Task:
Say how many lines below have "MACDオシレータ" in them, giving the number alone.

===============

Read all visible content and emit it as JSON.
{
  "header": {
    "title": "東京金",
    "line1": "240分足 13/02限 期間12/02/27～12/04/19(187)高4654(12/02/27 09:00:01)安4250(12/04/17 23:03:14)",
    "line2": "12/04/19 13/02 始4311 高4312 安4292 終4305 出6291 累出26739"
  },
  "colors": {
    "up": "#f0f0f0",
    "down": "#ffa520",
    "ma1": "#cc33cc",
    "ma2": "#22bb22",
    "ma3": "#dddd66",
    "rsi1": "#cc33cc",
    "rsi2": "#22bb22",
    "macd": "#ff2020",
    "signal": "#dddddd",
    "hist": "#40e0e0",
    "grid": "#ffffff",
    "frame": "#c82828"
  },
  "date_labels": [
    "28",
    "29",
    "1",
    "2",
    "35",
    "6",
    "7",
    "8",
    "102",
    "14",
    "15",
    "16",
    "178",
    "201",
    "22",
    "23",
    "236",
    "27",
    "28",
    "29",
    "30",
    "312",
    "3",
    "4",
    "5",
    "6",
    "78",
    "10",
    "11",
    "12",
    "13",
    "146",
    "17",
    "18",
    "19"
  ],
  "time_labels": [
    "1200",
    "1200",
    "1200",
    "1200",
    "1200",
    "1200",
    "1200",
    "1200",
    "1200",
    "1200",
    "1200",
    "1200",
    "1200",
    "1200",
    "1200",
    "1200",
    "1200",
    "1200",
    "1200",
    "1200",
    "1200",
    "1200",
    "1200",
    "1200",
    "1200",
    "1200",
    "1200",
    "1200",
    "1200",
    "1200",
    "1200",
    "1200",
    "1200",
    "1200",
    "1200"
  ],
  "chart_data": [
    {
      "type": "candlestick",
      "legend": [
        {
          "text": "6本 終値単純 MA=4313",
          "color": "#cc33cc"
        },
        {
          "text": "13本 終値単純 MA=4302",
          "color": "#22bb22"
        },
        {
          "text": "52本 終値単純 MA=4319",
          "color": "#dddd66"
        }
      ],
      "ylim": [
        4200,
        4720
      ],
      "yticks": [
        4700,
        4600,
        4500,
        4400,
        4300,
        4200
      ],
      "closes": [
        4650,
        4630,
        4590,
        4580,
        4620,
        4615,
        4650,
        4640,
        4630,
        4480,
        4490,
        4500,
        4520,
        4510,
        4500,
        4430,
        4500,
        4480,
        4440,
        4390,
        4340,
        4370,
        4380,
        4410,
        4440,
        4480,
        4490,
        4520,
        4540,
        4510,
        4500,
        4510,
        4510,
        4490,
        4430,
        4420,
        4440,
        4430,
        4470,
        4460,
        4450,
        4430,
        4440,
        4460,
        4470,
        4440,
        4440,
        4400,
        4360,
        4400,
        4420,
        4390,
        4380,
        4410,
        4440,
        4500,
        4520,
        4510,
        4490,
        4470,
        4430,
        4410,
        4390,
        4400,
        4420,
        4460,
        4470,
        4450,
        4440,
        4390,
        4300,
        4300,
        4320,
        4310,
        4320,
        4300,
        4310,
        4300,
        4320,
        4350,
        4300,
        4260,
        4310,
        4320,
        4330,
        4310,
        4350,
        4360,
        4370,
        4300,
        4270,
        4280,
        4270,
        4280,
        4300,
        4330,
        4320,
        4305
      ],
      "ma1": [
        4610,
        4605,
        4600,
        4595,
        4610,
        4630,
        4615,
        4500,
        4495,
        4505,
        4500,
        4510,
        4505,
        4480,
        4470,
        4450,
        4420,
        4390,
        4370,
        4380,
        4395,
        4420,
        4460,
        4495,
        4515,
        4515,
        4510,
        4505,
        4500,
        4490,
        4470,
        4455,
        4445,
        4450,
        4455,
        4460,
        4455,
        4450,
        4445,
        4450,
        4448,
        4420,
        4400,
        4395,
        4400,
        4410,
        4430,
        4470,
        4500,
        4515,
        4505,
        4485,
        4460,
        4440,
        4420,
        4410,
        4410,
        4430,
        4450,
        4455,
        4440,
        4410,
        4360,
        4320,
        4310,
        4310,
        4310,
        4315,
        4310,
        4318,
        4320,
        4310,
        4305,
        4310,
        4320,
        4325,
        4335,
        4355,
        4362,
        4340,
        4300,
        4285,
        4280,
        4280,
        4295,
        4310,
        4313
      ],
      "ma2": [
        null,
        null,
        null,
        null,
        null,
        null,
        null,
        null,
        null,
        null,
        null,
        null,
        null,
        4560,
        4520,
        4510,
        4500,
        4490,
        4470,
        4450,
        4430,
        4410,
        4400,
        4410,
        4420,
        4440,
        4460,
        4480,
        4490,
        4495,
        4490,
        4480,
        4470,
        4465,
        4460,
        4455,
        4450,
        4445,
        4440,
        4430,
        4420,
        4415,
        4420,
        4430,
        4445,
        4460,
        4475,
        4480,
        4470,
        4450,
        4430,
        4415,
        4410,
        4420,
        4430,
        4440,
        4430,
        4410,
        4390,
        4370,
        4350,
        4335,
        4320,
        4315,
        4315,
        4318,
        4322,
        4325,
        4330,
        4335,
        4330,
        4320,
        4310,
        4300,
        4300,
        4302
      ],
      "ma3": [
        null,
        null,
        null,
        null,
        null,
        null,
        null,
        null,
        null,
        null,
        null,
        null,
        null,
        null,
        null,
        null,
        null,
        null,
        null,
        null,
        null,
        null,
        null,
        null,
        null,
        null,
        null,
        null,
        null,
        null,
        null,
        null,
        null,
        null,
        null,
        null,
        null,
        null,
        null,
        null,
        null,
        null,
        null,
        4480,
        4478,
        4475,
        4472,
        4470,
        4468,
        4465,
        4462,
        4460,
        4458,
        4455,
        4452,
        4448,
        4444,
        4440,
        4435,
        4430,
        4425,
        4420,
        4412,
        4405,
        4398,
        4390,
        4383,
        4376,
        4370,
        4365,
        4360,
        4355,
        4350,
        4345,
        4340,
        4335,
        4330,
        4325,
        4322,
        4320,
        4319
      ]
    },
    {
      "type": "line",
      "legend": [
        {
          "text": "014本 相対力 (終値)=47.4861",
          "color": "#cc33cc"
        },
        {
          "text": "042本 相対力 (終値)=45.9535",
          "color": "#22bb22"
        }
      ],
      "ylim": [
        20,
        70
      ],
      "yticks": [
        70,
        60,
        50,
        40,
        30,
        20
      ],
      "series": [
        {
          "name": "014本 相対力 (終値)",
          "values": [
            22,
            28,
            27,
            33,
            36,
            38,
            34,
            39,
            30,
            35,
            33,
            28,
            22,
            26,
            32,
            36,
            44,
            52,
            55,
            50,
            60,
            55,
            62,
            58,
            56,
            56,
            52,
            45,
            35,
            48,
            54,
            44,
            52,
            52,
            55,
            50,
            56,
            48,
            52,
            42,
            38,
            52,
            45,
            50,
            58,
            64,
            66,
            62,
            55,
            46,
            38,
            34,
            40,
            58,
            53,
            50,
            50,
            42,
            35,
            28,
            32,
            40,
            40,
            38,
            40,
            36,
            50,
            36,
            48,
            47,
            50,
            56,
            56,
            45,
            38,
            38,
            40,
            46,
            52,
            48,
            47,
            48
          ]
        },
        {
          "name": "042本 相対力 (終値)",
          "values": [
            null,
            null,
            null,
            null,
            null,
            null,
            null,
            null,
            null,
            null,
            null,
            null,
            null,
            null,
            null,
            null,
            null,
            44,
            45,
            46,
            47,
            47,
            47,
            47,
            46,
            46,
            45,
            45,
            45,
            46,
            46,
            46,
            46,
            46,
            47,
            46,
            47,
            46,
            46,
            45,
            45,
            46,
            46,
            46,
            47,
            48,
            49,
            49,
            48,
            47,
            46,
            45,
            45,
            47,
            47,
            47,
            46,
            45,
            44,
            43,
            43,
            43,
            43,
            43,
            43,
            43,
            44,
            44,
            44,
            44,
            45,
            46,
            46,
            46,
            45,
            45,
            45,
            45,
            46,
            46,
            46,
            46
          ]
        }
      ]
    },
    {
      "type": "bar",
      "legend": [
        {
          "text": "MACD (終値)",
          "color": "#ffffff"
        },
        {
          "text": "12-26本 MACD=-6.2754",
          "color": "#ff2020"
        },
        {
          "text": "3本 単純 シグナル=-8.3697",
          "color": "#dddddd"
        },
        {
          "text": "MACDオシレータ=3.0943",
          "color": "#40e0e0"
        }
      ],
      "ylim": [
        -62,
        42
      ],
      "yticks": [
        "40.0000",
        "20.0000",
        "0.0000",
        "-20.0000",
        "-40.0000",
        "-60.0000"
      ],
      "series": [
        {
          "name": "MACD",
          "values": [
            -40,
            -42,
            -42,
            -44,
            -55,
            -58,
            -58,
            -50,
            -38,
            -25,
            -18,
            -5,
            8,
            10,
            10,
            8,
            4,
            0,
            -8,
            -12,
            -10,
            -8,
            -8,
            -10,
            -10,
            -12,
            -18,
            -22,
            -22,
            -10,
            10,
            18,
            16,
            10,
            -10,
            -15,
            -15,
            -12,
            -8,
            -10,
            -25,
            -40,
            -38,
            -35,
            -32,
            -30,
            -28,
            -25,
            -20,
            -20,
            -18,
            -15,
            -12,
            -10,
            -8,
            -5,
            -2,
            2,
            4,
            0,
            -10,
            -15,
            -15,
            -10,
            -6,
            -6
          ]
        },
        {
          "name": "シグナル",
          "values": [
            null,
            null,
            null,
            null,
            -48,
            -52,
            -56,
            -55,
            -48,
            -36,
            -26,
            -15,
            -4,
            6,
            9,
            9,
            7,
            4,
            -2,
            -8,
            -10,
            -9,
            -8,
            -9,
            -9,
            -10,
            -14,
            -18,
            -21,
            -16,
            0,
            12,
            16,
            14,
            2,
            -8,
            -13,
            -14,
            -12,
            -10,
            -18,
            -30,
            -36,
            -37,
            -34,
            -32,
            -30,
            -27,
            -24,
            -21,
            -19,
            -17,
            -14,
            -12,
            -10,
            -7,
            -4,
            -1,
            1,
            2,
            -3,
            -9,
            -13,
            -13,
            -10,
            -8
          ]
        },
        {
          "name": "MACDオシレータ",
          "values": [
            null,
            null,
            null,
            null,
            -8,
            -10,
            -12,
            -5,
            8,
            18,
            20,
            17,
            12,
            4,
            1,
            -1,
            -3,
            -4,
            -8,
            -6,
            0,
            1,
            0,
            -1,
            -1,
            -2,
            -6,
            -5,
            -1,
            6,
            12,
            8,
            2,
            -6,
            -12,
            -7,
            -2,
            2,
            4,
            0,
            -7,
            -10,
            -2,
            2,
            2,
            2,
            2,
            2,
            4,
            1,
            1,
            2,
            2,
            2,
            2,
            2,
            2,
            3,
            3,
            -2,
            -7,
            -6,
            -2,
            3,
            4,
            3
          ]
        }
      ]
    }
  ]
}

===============

Reply to the task:
2